» **EXERCISE DESCRIPTION**: What lines in the data hold the string "state"? Show them.

*** DATA RECORDS Section Begins ***

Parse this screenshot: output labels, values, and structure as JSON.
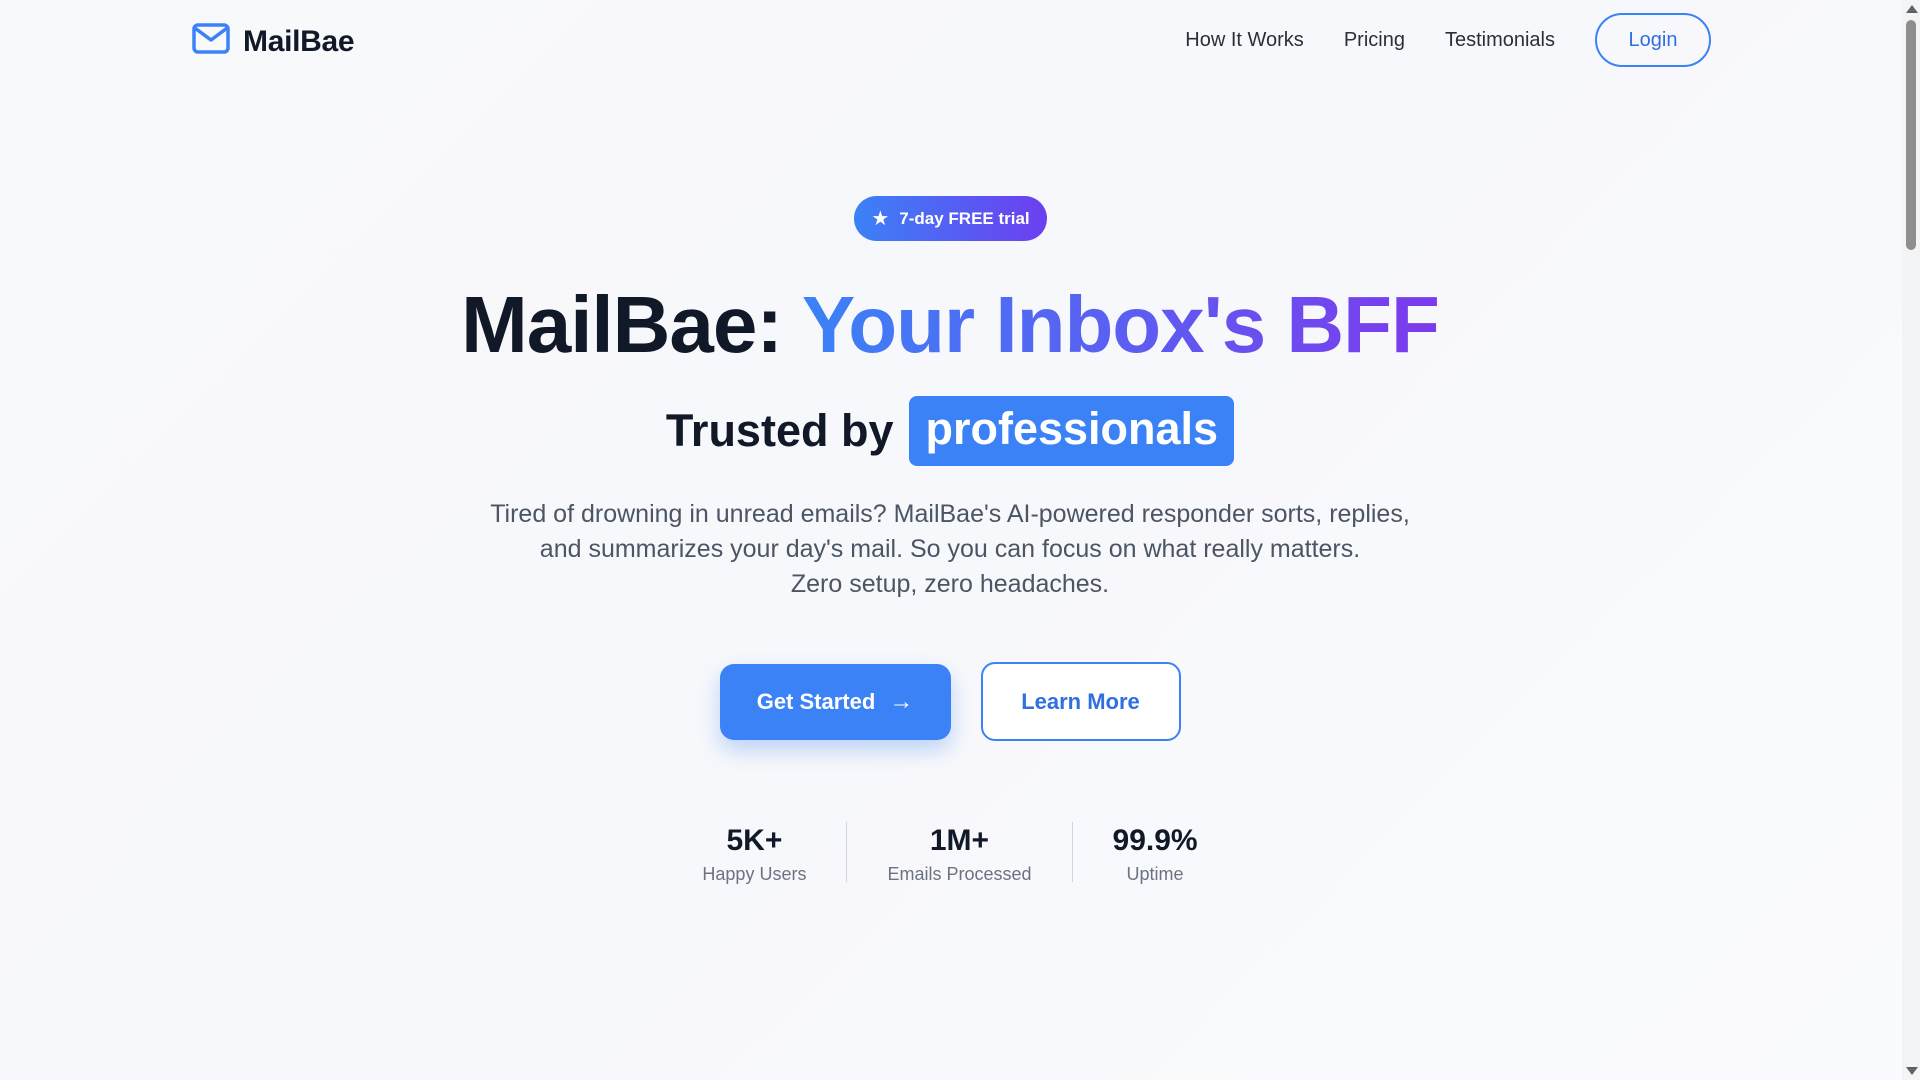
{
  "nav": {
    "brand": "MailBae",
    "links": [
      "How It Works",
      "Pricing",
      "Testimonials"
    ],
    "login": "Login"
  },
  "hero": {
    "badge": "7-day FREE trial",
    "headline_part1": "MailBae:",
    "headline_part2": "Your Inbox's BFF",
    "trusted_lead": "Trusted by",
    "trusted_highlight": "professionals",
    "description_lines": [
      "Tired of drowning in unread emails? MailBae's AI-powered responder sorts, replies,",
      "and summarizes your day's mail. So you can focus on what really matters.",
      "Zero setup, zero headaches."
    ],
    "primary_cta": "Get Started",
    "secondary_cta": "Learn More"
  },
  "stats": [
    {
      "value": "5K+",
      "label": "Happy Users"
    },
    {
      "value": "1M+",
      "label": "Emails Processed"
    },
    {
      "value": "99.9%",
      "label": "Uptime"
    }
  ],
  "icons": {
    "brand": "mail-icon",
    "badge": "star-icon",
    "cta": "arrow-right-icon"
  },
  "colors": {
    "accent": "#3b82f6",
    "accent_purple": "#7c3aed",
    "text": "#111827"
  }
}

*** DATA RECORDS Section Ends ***
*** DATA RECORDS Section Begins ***

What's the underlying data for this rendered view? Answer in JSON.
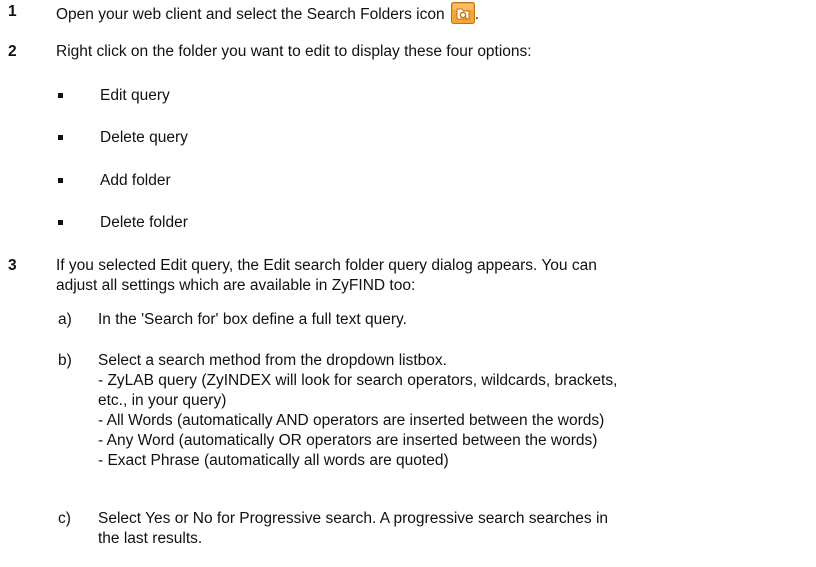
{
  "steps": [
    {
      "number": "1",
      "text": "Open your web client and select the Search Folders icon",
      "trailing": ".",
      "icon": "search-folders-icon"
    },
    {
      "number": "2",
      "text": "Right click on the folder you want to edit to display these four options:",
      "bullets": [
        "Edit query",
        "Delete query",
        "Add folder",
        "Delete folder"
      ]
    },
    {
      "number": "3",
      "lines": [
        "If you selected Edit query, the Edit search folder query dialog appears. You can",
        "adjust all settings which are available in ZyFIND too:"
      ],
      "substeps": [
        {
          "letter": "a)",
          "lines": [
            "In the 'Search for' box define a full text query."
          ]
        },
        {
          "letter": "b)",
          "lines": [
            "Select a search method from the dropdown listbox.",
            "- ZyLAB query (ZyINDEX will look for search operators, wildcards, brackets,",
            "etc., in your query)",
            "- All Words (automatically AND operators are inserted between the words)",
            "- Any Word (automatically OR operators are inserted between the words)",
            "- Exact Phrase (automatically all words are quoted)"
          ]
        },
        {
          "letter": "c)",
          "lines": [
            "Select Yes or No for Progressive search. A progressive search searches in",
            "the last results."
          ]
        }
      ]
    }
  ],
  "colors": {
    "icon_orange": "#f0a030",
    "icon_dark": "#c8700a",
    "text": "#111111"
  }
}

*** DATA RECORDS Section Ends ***
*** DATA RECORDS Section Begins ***

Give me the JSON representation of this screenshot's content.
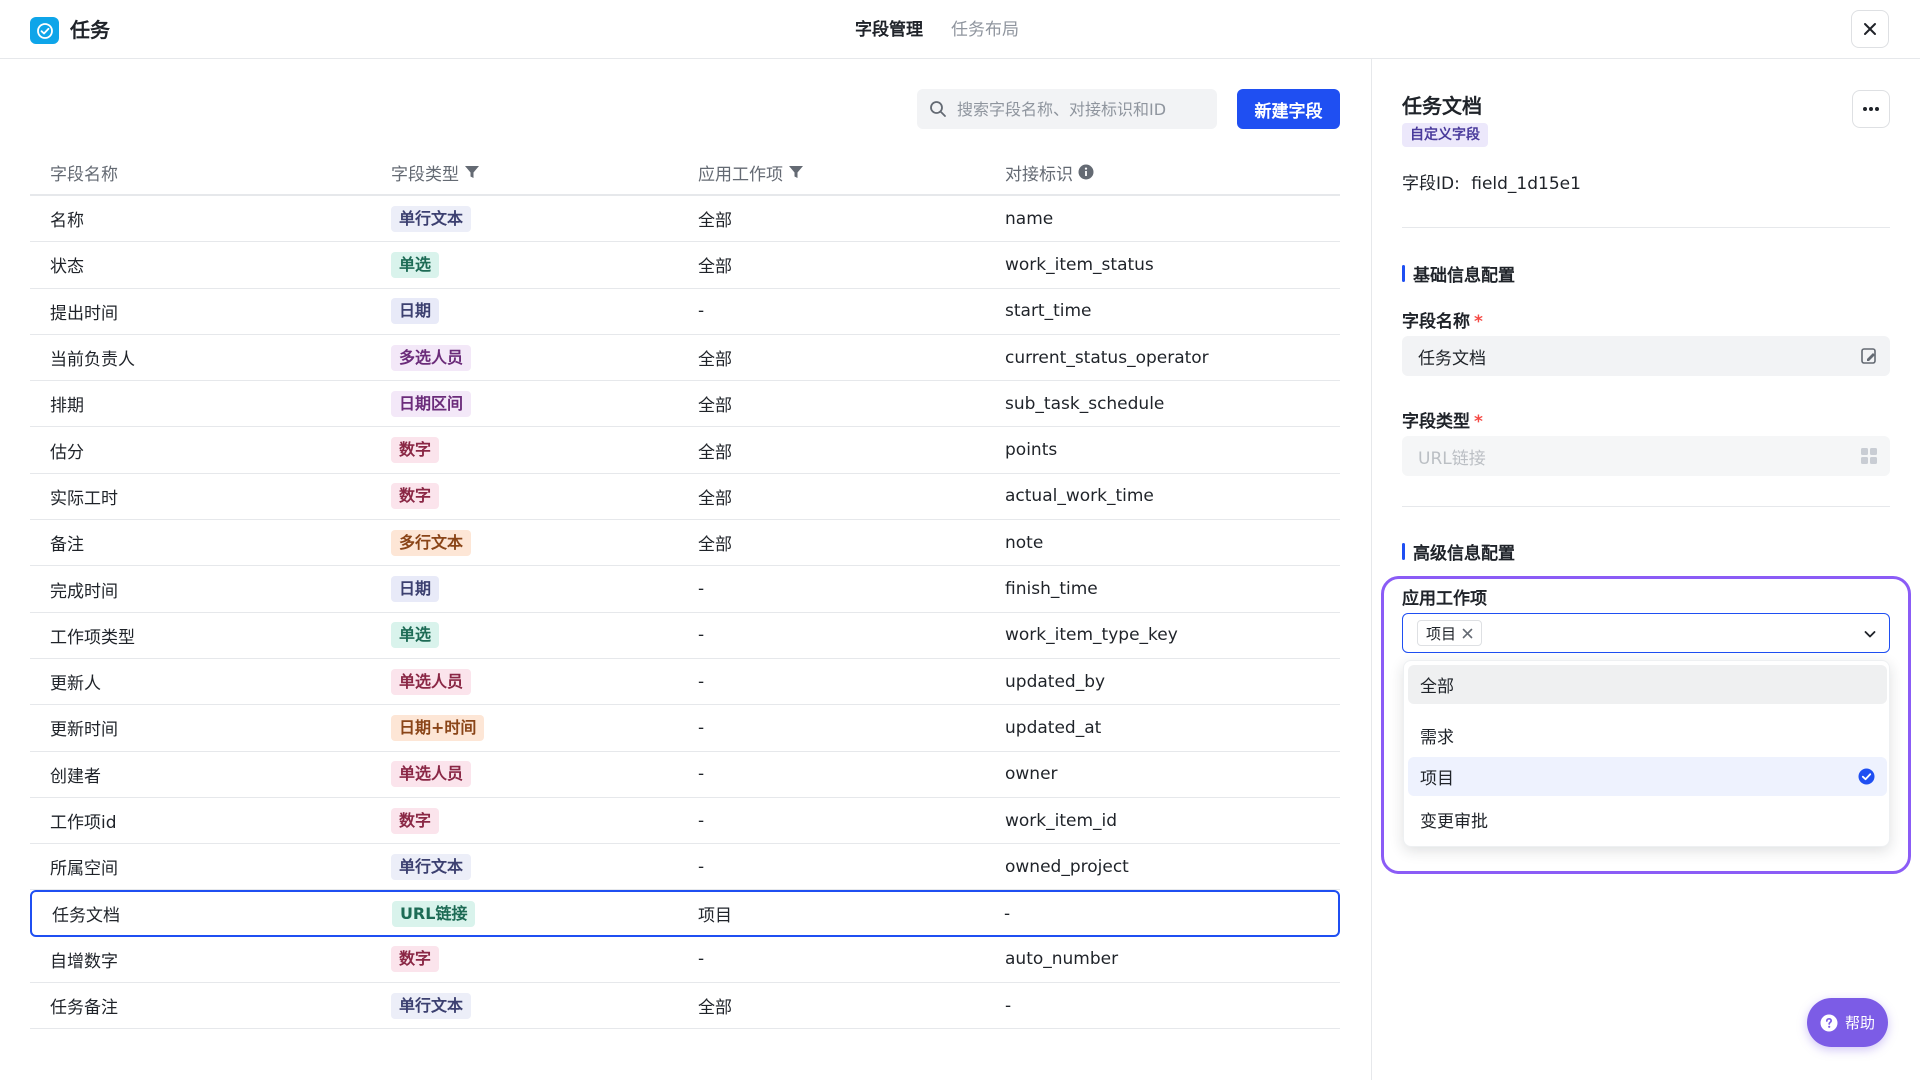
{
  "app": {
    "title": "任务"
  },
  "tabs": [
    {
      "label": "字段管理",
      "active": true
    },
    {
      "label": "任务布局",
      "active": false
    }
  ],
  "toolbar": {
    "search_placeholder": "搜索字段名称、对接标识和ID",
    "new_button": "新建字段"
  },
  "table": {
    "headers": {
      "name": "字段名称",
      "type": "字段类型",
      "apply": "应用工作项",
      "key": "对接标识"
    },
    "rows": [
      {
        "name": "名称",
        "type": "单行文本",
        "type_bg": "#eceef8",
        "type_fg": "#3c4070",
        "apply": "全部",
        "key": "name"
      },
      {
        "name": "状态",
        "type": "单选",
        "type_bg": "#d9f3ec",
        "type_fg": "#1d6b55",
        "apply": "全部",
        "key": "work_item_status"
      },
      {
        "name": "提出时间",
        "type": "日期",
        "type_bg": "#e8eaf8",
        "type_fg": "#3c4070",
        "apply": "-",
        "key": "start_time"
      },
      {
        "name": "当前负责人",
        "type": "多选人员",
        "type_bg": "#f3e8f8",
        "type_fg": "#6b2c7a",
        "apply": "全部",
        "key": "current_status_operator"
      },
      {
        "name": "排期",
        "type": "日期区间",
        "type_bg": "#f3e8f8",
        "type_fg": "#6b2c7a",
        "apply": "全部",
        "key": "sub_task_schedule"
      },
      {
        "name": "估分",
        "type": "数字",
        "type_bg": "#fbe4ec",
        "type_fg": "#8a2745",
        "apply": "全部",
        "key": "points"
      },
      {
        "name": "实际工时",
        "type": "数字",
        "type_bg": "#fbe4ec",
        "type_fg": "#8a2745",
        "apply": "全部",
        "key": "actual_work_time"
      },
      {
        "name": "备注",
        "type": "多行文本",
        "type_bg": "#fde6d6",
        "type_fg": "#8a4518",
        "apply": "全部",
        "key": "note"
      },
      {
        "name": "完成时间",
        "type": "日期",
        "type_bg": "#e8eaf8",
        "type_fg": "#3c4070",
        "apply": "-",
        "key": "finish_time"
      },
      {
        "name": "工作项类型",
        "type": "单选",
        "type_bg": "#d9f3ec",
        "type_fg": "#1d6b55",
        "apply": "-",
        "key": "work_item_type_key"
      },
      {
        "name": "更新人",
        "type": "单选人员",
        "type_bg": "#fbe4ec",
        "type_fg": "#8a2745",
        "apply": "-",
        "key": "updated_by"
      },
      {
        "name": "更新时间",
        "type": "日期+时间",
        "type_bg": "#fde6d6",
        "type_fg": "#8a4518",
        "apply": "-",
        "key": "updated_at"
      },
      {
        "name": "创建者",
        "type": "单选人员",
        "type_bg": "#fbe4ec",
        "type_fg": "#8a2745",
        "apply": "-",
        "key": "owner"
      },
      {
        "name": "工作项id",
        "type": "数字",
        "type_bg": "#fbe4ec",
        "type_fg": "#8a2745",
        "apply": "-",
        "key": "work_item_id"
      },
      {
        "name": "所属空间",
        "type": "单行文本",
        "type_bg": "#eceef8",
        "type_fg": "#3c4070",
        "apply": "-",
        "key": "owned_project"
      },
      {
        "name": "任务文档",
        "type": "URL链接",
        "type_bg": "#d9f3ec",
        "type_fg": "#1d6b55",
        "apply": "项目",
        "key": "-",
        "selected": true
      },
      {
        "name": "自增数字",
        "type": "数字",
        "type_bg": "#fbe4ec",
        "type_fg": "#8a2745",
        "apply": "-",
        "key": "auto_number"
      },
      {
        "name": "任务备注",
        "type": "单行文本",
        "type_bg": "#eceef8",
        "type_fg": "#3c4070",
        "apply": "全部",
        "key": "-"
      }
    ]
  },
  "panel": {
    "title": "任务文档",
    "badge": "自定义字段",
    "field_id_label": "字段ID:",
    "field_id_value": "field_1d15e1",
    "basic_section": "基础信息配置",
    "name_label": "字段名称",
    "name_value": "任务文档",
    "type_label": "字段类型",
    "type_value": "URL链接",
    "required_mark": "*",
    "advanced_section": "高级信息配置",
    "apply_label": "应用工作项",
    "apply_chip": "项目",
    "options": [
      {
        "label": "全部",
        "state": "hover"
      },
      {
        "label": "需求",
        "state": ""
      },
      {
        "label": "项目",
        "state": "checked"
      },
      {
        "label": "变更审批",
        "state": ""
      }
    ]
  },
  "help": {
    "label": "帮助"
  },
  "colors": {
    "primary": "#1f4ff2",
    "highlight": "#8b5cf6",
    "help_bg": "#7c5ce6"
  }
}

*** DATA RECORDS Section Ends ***

» **ANSWER TO THE PROBLEM**:
        "state": "hover"
        "state": ""
        "state": "checked"
        "state": ""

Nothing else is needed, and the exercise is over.